• Your assignment:
When you copy the material below, keep every line exact and drop the pictures.

───── Task input ─────

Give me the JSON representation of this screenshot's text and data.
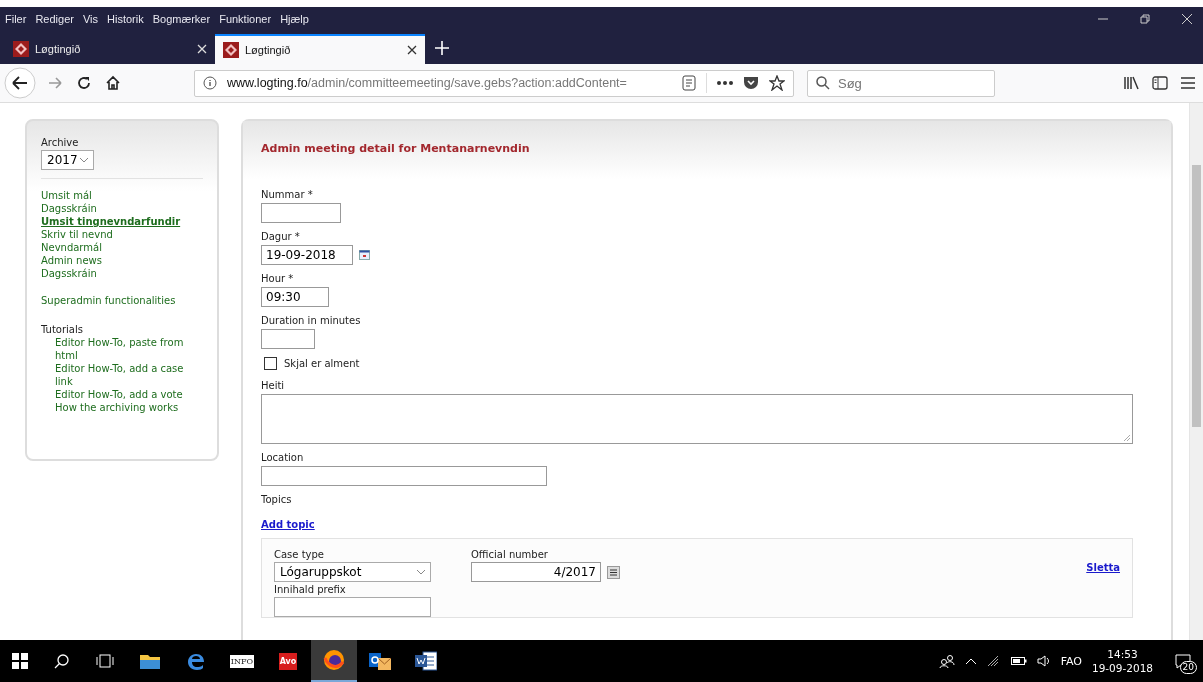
{
  "menu_bar": [
    "Filer",
    "Rediger",
    "Vis",
    "Historik",
    "Bogmærker",
    "Funktioner",
    "Hjælp"
  ],
  "tabs": [
    {
      "label": "Løgtingið",
      "selected": false
    },
    {
      "label": "Løgtingið",
      "selected": true
    }
  ],
  "address_bar": {
    "host": "www.logting.fo",
    "path": "/admin/committeemeeting/save.gebs?action:addContent="
  },
  "search": {
    "placeholder": "Søg"
  },
  "sidebar": {
    "archive_label": "Archive",
    "archive_year": "2017",
    "items": [
      {
        "label": "Umsit mál",
        "selected": false
      },
      {
        "label": "Dagsskráin",
        "selected": false
      },
      {
        "label": "Umsit tingnevndarfundir",
        "selected": true
      },
      {
        "label": "Skriv til nevnd",
        "selected": false
      },
      {
        "label": "Nevndarmál",
        "selected": false
      },
      {
        "label": "Admin news",
        "selected": false
      },
      {
        "label": "Dagsskráin",
        "selected": false
      }
    ],
    "superadmin": "Superadmin functionalities",
    "tutorials_heading": "Tutorials",
    "tutorials": [
      "Editor How-To, paste from html",
      "Editor How-To, add a case link",
      "Editor How-To, add a vote",
      "How the archiving works"
    ]
  },
  "main": {
    "title": "Admin meeting detail for Mentanarnevndin",
    "fields": [
      {
        "kind": "text",
        "label": "Nummar *"
      },
      {
        "kind": "date",
        "label": "Dagur *",
        "value": "19-09-2018"
      },
      {
        "kind": "text",
        "label": "Hour *",
        "value": "09:30"
      },
      {
        "kind": "text",
        "label": "Duration in minutes"
      },
      {
        "kind": "checkbox",
        "label": "Skjal er alment",
        "checked": false
      },
      {
        "kind": "textarea",
        "label": "Heiti"
      },
      {
        "kind": "text",
        "label": "Location"
      }
    ],
    "topics_label": "Topics",
    "add_topic": "Add topic",
    "topic": {
      "case_type_label": "Case type",
      "case_type": "Lógaruppskot",
      "official_number_label": "Official number",
      "official_number": "4/2017",
      "delete": "Sletta",
      "prefix_label": "Innihald prefix"
    }
  },
  "taskbar": {
    "apps": [
      {
        "kind": "explorer",
        "selected": false
      },
      {
        "kind": "edge",
        "selected": false
      },
      {
        "kind": "info",
        "label": "INFO",
        "selected": false
      },
      {
        "kind": "avo",
        "label": "Avo",
        "selected": false
      },
      {
        "kind": "firefox",
        "selected": true
      },
      {
        "kind": "outlook",
        "selected": false
      },
      {
        "kind": "word",
        "selected": false
      }
    ],
    "language": "FAO",
    "time": "14:53",
    "date": "19-09-2018",
    "notifications": "20"
  }
}
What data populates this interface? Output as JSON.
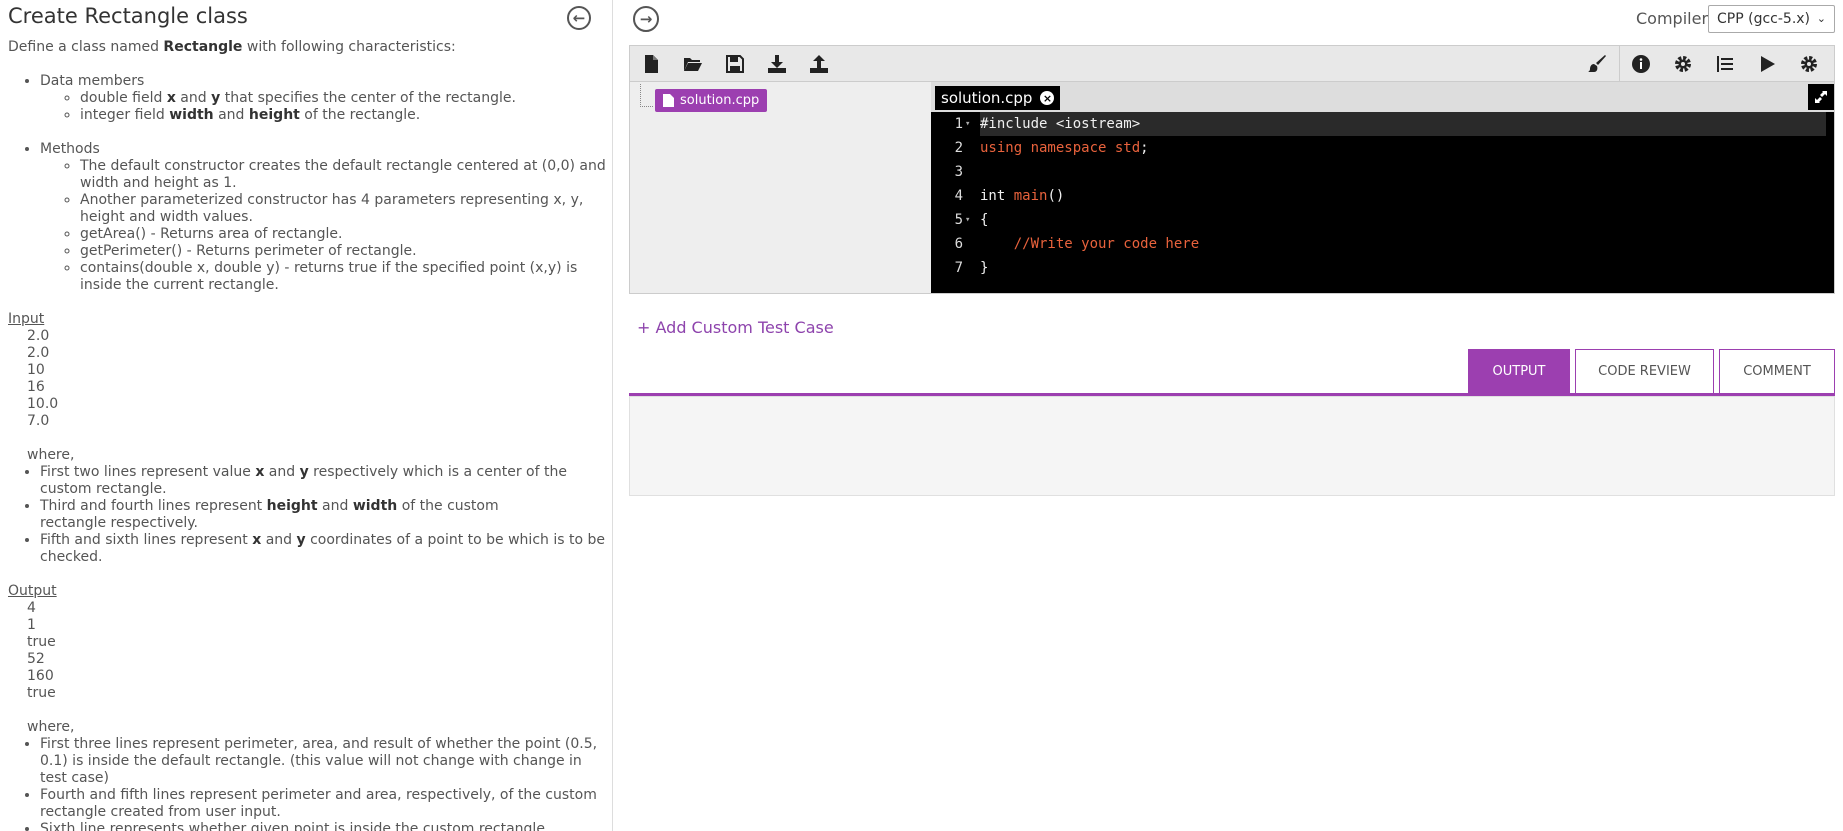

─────

• Written reply:
Give me the JSON representation of this screenshot's text and data.
{
  "menu_bar": [
    "Filer",
    "Rediger",
    "Vis",
    "Historik",
    "Bogmærker",
    "Funktioner",
    "Hjælp"
  ],
  "tabs": [
    {
      "label": "Løgtingið",
      "selected": false
    },
    {
      "label": "Løgtingið",
      "selected": true
    }
  ],
  "address_bar": {
    "host": "www.logting.fo",
    "path": "/admin/committeemeeting/save.gebs?action:addContent="
  },
  "search": {
    "placeholder": "Søg"
  },
  "sidebar": {
    "archive_label": "Archive",
    "archive_year": "2017",
    "items": [
      {
        "label": "Umsit mál",
        "selected": false
      },
      {
        "label": "Dagsskráin",
        "selected": false
      },
      {
        "label": "Umsit tingnevndarfundir",
        "selected": true
      },
      {
        "label": "Skriv til nevnd",
        "selected": false
      },
      {
        "label": "Nevndarmál",
        "selected": false
      },
      {
        "label": "Admin news",
        "selected": false
      },
      {
        "label": "Dagsskráin",
        "selected": false
      }
    ],
    "superadmin": "Superadmin functionalities",
    "tutorials_heading": "Tutorials",
    "tutorials": [
      "Editor How-To, paste from html",
      "Editor How-To, add a case link",
      "Editor How-To, add a vote",
      "How the archiving works"
    ]
  },
  "main": {
    "title": "Admin meeting detail for Mentanarnevndin",
    "fields": [
      {
        "kind": "text",
        "label": "Nummar *"
      },
      {
        "kind": "date",
        "label": "Dagur *",
        "value": "19-09-2018"
      },
      {
        "kind": "text",
        "label": "Hour *",
        "value": "09:30"
      },
      {
        "kind": "text",
        "label": "Duration in minutes"
      },
      {
        "kind": "checkbox",
        "label": "Skjal er alment",
        "checked": false
      },
      {
        "kind": "textarea",
        "label": "Heiti"
      },
      {
        "kind": "text",
        "label": "Location"
      }
    ],
    "topics_label": "Topics",
    "add_topic": "Add topic",
    "topic": {
      "case_type_label": "Case type",
      "case_type": "Lógaruppskot",
      "official_number_label": "Official number",
      "official_number": "4/2017",
      "delete": "Sletta",
      "prefix_label": "Innihald prefix"
    }
  },
  "taskbar": {
    "apps": [
      {
        "kind": "explorer",
        "selected": false
      },
      {
        "kind": "edge",
        "selected": false
      },
      {
        "kind": "info",
        "label": "INFO",
        "selected": false
      },
      {
        "kind": "avo",
        "label": "Avo",
        "selected": false
      },
      {
        "kind": "firefox",
        "selected": true
      },
      {
        "kind": "outlook",
        "selected": false
      },
      {
        "kind": "word",
        "selected": false
      }
    ],
    "language": "FAO",
    "time": "14:53",
    "date": "19-09-2018",
    "notifications": "20"
  }
}
What data populates this interface? Output as JSON.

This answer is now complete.